BUENOS AIRES, Argentina -- Hector Timerman, a foreign minister in former President Cristina Fernandez's government who played a key role in the disputed investigation into the deadly 1994 bombing of the AMIA Jewish center, has died, his family said Sunday. He was 65.
Timerman's brother, Javier, confirmed his death in a tweet, writing "I am going to miss you more than you can imagine." He had been suffering from cancer.
Hector Timerman was Argentina's top diplomat from 2010 to 2015. He was detained late last year and placed under house arrest, accused of taking part in a cover-up of Iran's role in the bombing of Jewish Center in Buenos Aires, which left 85 people dead in Argentina's worst terrorist attack.

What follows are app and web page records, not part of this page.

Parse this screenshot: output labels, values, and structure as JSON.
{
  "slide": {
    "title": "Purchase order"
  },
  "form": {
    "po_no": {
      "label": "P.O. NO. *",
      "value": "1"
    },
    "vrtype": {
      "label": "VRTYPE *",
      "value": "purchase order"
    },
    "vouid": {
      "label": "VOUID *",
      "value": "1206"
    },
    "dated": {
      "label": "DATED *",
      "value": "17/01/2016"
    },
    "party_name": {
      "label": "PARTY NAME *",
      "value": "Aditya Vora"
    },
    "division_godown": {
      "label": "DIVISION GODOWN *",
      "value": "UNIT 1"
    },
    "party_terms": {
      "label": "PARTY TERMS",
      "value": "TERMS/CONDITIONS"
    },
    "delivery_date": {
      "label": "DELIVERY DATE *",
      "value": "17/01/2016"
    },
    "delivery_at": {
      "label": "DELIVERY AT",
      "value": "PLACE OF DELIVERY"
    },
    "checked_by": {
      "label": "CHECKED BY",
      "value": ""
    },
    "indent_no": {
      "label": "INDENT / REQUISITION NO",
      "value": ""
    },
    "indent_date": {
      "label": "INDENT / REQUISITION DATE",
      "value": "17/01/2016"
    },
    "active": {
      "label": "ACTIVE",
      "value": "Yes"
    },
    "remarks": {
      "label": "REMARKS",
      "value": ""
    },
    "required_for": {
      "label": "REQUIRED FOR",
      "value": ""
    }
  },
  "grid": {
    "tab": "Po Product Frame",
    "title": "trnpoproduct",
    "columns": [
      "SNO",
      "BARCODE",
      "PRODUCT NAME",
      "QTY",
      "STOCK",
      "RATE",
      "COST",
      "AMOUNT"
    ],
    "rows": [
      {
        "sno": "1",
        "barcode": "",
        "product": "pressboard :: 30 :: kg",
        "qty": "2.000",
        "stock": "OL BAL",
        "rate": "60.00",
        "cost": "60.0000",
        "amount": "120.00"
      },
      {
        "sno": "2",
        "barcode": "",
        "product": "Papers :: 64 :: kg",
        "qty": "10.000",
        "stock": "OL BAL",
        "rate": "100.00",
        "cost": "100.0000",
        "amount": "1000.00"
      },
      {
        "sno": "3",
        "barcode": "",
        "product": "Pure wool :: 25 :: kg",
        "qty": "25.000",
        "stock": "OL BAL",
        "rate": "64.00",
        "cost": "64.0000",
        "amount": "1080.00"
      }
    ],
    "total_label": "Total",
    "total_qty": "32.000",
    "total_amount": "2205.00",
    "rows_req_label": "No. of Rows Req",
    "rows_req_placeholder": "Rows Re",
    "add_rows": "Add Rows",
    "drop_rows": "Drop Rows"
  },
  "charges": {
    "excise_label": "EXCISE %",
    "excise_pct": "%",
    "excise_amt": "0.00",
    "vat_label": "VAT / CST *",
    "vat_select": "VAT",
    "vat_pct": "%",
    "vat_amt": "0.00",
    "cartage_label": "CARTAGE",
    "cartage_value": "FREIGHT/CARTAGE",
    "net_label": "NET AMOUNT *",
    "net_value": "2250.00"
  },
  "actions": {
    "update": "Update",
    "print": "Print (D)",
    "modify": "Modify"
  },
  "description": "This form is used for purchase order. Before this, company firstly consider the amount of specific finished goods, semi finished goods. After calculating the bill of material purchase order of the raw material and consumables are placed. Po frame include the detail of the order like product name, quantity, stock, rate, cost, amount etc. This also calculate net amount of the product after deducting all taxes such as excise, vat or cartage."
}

Prosecutor Alberto Nisman, whose 2015 death remains unsolved, had contended that a 2013 agreement with Iran, which was portrayed as a joint attempt to solve the case, in reality ensured that the Iranians involved would never be prosecuted. A joint "truth commission" called for by the deal was approved by Argentina's Congress but it was never formed because it was later ruled by local courts to be unconstitutional.
Timerman, who as a signatory to the agreement, and Fernandez both denied there was a cover-up.
Investigators have linked former Iranian officials to the attack, but Iran has denied any connection with the attack and declined to turn over suspects.
In one of his final public appearances in July, Timerman took part in a videoconference and spoke about his health problems, saying "the only thing that advances is my cancer."
"Goodbye, dear friend," tweeted Anibal Fernandez, the former Cabinet chief under Cristina Fernandez, "they hurt you without reason. They will pay for this."
Timerman earlier served as Argentina's ambassador to the United States.